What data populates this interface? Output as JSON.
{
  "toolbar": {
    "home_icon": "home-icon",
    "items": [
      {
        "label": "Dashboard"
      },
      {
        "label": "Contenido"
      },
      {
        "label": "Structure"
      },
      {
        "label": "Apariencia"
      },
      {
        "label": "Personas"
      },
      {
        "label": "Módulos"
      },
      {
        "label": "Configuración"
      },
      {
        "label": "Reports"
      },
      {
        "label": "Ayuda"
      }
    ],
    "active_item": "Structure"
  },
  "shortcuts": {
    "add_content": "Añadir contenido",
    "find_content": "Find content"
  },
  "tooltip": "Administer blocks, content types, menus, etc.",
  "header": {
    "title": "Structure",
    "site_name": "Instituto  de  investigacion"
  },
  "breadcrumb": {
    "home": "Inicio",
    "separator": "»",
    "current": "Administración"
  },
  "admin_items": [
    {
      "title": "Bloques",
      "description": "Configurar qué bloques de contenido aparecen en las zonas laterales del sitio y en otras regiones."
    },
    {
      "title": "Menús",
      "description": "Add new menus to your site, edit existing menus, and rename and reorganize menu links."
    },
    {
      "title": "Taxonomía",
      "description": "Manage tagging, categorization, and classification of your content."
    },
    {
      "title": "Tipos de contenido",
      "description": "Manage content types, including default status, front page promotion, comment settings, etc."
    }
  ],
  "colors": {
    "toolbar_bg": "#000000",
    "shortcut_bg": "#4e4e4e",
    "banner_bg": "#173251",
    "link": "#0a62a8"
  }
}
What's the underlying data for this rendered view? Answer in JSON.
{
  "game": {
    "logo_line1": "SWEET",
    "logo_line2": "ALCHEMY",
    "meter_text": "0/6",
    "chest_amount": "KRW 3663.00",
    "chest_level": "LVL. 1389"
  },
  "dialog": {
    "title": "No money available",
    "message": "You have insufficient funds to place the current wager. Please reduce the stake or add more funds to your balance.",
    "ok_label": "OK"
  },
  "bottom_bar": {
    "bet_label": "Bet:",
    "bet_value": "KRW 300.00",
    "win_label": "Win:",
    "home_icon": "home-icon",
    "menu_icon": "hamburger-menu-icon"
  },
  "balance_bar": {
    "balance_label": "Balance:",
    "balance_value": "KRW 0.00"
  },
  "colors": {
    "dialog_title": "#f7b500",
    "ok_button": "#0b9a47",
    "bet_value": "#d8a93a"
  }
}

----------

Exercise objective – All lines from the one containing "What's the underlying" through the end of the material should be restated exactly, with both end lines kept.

Solution to this problem –
What's the underlying data for this rendered view? Answer in JSON.
{
  "game": {
    "logo_line1": "SWEET",
    "logo_line2": "ALCHEMY",
    "meter_text": "0/6",
    "chest_amount": "KRW 3663.00",
    "chest_level": "LVL. 1389"
  },
  "dialog": {
    "title": "No money available",
    "message": "You have insufficient funds to place the current wager. Please reduce the stake or add more funds to your balance.",
    "ok_label": "OK"
  },
  "bottom_bar": {
    "bet_label": "Bet:",
    "bet_value": "KRW 300.00",
    "win_label": "Win:",
    "home_icon": "home-icon",
    "menu_icon": "hamburger-menu-icon"
  },
  "balance_bar": {
    "balance_label": "Balance:",
    "balance_value": "KRW 0.00"
  },
  "colors": {
    "dialog_title": "#f7b500",
    "ok_button": "#0b9a47",
    "bet_value": "#d8a93a"
  }
}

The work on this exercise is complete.